It seems appropriate that the first screening I attended for the 2008 Toronto International Film Festival should be a movie about stories and con games: "The Brothers Bloom," written and directed by Rian Johnson, maker of "Brick," one of my favorite movies of 2005.
Now look back at that sentence and you'll notice it's a setup for another story. (And con?)
I mean, of course it's going to make sense to me that the first movie I see in Toronto is going to be about storytelling as con artistry, in which stories themselves are the biggest cons of all -- because, then, seeing the movie becomes part of my story, and the lead (or "lede," if you prefer) for the story you're reading now, about my first TIFF 2008 screening. That's the way stories work, and the way we work stories.

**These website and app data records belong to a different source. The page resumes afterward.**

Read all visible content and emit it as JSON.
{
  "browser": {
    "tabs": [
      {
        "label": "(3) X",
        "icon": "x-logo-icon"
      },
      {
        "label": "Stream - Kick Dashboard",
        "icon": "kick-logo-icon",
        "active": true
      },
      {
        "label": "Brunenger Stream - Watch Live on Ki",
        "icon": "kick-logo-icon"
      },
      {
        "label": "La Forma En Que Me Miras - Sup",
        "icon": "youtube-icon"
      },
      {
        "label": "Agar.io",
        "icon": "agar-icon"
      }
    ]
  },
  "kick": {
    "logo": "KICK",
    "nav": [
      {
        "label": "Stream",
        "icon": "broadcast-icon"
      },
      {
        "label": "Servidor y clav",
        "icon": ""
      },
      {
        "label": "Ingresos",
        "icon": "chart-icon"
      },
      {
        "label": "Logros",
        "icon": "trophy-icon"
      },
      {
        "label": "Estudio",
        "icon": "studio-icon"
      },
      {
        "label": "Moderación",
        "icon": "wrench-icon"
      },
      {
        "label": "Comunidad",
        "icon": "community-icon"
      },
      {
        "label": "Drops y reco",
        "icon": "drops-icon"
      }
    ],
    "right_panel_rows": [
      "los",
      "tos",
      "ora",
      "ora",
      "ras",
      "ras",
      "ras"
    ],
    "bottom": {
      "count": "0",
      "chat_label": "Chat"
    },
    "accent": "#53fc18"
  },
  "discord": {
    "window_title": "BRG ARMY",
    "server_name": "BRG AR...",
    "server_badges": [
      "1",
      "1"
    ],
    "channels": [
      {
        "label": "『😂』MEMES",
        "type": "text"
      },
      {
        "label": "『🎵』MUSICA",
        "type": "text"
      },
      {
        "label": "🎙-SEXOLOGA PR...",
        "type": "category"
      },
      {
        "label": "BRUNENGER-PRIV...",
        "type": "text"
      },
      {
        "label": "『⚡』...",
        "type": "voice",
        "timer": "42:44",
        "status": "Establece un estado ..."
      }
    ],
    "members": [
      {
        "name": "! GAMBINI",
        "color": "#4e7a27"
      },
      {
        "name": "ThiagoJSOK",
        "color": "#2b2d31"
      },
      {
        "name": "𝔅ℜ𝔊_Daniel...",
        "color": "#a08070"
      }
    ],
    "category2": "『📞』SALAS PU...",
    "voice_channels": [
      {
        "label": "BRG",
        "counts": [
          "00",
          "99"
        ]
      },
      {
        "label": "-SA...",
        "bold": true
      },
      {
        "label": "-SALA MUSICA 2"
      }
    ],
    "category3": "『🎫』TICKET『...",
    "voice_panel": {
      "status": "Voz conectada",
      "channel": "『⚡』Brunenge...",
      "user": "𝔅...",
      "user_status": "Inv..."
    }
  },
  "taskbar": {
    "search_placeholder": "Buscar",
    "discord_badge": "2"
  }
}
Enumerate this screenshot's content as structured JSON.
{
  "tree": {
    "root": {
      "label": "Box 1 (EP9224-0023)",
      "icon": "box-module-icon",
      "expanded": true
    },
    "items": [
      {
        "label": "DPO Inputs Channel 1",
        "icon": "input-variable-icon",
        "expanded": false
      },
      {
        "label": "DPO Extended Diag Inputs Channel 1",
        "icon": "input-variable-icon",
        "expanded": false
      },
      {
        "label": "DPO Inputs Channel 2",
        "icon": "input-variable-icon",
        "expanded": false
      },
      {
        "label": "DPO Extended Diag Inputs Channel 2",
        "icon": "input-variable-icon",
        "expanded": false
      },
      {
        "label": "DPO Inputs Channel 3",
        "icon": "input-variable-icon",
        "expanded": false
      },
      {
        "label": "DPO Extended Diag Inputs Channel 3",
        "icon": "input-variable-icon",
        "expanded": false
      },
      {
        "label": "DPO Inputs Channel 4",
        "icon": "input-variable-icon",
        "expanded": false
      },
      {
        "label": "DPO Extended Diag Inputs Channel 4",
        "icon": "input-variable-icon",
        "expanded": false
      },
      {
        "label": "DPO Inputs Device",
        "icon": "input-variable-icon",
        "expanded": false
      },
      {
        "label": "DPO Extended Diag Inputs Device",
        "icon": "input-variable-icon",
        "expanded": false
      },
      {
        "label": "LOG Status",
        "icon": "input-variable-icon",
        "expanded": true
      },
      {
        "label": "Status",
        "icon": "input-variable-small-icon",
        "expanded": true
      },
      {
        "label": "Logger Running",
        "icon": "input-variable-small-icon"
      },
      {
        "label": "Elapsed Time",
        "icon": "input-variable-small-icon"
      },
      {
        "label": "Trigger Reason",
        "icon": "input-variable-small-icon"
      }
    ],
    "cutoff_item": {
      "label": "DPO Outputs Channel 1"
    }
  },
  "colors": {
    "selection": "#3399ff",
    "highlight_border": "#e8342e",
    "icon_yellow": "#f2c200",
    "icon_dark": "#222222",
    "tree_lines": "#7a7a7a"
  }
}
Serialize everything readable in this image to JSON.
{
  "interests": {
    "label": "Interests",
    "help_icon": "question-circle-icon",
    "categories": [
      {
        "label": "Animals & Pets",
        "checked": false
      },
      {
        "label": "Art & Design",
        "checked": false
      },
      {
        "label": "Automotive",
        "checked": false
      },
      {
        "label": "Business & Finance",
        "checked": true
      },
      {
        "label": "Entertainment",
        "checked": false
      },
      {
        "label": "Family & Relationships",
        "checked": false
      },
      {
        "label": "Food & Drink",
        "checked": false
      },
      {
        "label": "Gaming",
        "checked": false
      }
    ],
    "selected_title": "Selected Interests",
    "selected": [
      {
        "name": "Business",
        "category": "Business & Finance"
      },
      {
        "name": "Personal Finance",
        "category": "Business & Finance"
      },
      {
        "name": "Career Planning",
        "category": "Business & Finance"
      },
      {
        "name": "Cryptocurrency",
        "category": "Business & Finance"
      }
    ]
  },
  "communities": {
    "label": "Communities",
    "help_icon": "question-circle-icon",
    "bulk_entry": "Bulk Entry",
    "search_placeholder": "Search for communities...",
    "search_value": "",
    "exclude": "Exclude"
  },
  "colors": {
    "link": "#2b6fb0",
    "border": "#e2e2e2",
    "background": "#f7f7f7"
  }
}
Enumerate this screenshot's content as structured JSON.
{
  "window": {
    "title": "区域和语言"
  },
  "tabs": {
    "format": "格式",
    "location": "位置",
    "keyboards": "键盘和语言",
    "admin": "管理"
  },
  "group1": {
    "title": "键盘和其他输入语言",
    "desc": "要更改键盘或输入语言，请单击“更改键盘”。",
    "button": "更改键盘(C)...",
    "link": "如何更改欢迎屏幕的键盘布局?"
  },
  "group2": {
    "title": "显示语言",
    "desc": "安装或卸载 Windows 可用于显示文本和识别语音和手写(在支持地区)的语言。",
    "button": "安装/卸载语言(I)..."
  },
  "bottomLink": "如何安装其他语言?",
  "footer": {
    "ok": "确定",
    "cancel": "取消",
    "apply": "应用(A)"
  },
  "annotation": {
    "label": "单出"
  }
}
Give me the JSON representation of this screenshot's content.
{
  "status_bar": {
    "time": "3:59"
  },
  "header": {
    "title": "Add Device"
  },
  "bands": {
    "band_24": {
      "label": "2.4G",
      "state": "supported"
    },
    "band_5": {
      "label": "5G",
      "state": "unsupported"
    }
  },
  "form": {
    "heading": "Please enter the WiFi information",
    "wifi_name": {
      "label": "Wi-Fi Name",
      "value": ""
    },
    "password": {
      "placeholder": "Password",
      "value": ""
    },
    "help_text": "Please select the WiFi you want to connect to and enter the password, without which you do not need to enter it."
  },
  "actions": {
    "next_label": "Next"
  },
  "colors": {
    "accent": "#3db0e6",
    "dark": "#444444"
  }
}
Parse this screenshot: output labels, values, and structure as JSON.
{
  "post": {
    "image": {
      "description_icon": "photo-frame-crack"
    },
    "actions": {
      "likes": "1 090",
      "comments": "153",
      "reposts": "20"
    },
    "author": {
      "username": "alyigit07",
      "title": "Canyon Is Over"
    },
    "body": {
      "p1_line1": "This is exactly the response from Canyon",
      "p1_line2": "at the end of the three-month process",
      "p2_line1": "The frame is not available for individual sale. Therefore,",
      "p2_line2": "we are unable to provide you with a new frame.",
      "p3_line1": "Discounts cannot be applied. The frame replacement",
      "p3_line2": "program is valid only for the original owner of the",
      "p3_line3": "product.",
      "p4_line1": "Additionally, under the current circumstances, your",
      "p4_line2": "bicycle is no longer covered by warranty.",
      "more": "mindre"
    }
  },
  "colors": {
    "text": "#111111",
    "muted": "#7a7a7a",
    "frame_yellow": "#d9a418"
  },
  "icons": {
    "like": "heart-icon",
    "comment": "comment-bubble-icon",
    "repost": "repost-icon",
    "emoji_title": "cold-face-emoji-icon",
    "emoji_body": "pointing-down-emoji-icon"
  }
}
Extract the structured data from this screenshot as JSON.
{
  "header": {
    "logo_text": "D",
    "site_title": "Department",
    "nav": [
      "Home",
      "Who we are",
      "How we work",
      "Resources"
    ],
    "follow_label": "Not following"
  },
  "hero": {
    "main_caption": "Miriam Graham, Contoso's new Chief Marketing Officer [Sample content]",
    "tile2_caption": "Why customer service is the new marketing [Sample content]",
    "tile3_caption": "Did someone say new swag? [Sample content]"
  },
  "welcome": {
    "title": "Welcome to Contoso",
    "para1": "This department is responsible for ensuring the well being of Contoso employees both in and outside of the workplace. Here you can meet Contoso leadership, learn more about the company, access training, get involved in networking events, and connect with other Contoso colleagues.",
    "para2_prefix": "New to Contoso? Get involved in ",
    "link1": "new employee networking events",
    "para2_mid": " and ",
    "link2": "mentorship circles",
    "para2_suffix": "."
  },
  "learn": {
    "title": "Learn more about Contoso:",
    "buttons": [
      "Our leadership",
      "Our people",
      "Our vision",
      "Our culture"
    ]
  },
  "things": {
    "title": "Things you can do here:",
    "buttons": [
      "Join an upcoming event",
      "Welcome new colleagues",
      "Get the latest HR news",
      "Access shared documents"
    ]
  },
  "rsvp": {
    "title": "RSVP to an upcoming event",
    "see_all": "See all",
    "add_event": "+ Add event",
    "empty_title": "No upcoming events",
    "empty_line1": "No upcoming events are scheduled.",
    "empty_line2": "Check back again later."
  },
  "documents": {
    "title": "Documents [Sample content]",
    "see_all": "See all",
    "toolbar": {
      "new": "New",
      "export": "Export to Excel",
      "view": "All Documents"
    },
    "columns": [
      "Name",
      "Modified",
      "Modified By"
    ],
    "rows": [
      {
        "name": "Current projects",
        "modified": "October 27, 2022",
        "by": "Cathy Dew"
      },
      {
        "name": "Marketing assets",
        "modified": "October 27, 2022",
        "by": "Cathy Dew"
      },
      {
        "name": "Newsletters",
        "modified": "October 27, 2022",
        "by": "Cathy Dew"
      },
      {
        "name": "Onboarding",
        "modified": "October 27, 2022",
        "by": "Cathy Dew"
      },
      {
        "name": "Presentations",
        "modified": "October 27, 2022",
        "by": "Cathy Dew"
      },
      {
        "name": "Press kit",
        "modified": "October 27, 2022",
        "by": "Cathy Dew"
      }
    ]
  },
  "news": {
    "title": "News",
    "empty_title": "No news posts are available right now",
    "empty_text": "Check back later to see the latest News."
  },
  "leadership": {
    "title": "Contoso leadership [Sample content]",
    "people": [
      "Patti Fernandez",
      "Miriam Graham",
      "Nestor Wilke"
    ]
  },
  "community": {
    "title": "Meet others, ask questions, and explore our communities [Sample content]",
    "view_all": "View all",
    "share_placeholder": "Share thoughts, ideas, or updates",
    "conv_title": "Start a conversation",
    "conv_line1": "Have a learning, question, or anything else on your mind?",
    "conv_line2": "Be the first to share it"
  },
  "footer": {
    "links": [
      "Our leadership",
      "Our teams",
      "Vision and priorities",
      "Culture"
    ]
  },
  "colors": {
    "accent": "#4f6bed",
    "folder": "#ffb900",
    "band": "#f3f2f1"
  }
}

View image Mila Kunis and Jason Segel in "Forgetting Sarah Marshall."
"Forgetting Sarah Marshall," starring and written by Jason Segel ("Freaks and Geeks," "Undelcared," "Knocked Up") opens April 18. Last month, after an early screening, Jeffrey Wells at Hollwyood Elsewhere revealed that the idea of "marginally unattractive guys -- witty stoners, clever fatties, doughy-bodied dorks, thoughtful-sensitive dweebs and bearish oversize guys in their 20s and 30s" playing "romantic leads" just doesn't wash with him ("Eclipse of the Hunk?").
"Question is, what if this starts to manifest in realms outside Apatow World?" he frets. God forbid. Upon seeing Segel's upper torso at the beginning of "Forgetting Sarah Marshall" (this is before all the rest of him is bared to the world in a painfully funny break-up scene), Wells says: I immediately went, "Oh, sh-t...I'm stuck with this dude for the whole film." Segel is an obviously bright guy with moderately appealing features, but he also has a chunky, blemished ass and little white man-boobs, and he could definitely use a little treadmill and stairmaster time and a serious cutback program regarding pasta, Frito scoop chips, Ben & Jerry's and Fatburger takeout. I don't relate to this sh-t at all, I was muttering to myself.